Artist and set designer
Hilton McConnico ( 1943 – 2018) was American furniture and interior designer. He was born in Memphis, Tennessee. He worked professionally in Paris. He began painting at a young age and had his first exhibition at the age of fourteen. He worked in the fashion industry, designing debutante gowns and wedding gowns. He launched his own clothing business in Memphis when he was 18 years old.
He travelled to New York and showed his work to Grace Mirabella of Vogue magazine, who suggested he spend a year in Paris. In 1965, he relocated to Paris. He was madly in love with Paris, although he had only visited once and didn’t know the language. He fled with all of his possessions and what he thought was enough money to last two years. He had spent it all after six months. He worked as a tourist portrait painter at Sacre-Coeur and stayed in a maid’s room.
He worked as an assistant to Ted Lapidus, designing a couture dress collection. He created the first ready-to-wear menswear collection for Yves Saint-Laurent. He was a fur designer for Neiman Marcus. McConnico designed his first film set for friend and filmmaker Bob Swaim in 1974, and since then has worked on 22 films set designs and over 30 television advertisements in France.

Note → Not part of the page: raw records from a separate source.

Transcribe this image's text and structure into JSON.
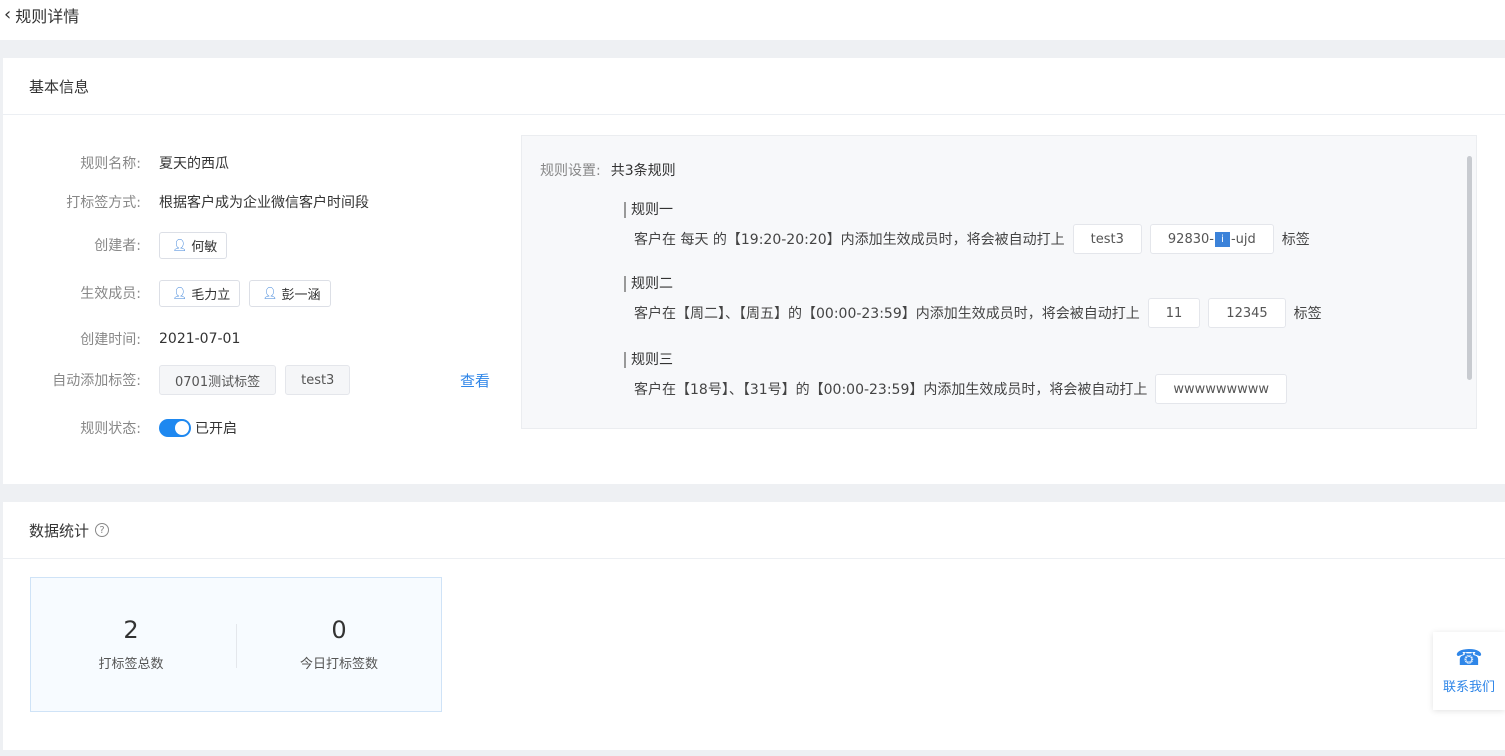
{
  "header": {
    "back_icon": "chevron-left-icon",
    "title": "规则详情"
  },
  "basic": {
    "section_title": "基本信息",
    "name_label": "规则名称:",
    "name_value": "夏天的西瓜",
    "method_label": "打标签方式:",
    "method_value": "根据客户成为企业微信客户时间段",
    "creator_label": "创建者:",
    "creator": "何敏",
    "members_label": "生效成员:",
    "members": [
      "毛力立",
      "彭一涵"
    ],
    "created_label": "创建时间:",
    "created_value": "2021-07-01",
    "tags_label": "自动添加标签:",
    "tags": [
      "0701测试标签",
      "test3"
    ],
    "view_link": "查看",
    "status_label": "规则状态:",
    "status_value": "已开启",
    "status_on": true
  },
  "rules": {
    "label": "规则设置:",
    "summary": "共3条规则",
    "items": [
      {
        "title": "规则一",
        "text": "客户在 每天 的【19:20-20:20】内添加生效成员时，将会被自动打上",
        "tags": [
          "test3",
          "92830-",
          "-ujd"
        ],
        "suffix": "标签"
      },
      {
        "title": "规则二",
        "text": "客户在【周二】、【周五】的【00:00-23:59】内添加生效成员时，将会被自动打上",
        "tags": [
          "11",
          "12345"
        ],
        "suffix": "标签"
      },
      {
        "title": "规则三",
        "text": "客户在【18号】、【31号】的【00:00-23:59】内添加生效成员时，将会被自动打上",
        "tags": [
          "wwwwwwwww"
        ]
      }
    ]
  },
  "stats": {
    "section_title": "数据统计",
    "total_value": "2",
    "total_label": "打标签总数",
    "today_value": "0",
    "today_label": "今日打标签数"
  },
  "contact": {
    "icon": "headset-icon",
    "label": "联系我们"
  },
  "colors": {
    "accent": "#1e88f0",
    "link": "#2f86e8"
  }
}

He designed the sets for Jean-Jacques Beineix’s films Diva (1981) and La Lune dans le caniveau (1983), for which he received a César French film award. Other film sets for Francois Truffaut and Claude Chabrol were created. He began working in the decorative arts in 1985, designing pate-de-Verre glassware with a cactus motif for Daum in the late 1980s. From the late 1980s, he developed rugs for Toulemonde Bochart, china and a silk foulard for Hermés for the 1989 French Revolution bicentennial, and carpets and fabrics for Galeries Lafayette under McConnico’s label. He designed a horse racing museum in the Bois de Boulogne, Paris, in 1989 and a museum of costume history in Chateau Chinon. In 1989, he developed a limited-edition cactus-motif rug for Art Surface. He rebuilt the Paris métro station Chaussée-d’Antin with collaborator Gilles Le Gall.
In the early 1980s, McConnico became involved in the field of interior design. The “Nevada” bowl, a dramatic circle of crystal set on a cactus-shaped pate de Verre base, was part of his first collection for Daum, which debuted in 1987. He also made cactus interpretations for Daum and Crystal, as well as pate de Verre stemware. “Rock,” “Sun,” “Wind,” “Sand,” “Rain,” and “Dust,” he named the glasses.
Later, he worked with Hermès on the brand’s museum in Tokyo, housed in a Renzo Piano-designed Ginza building. In 2005, he received the Sommet du Luxe et de la Création’s Talent de l’Audace award in appreciation of his exceptional career.
Despite working and socialising with people like former French President François Mitterand and filmmaker Francois Truffaut, McConnico “never lost his whimsy or Southern sense of humour.” The emblem for his fashion and design line, which included a stylised “HMc” surrounded by the legend: “Memphis-Tennessee
Byars, M., & Riley, T. (2004). The design encyclopedia. Laurence King Publishing.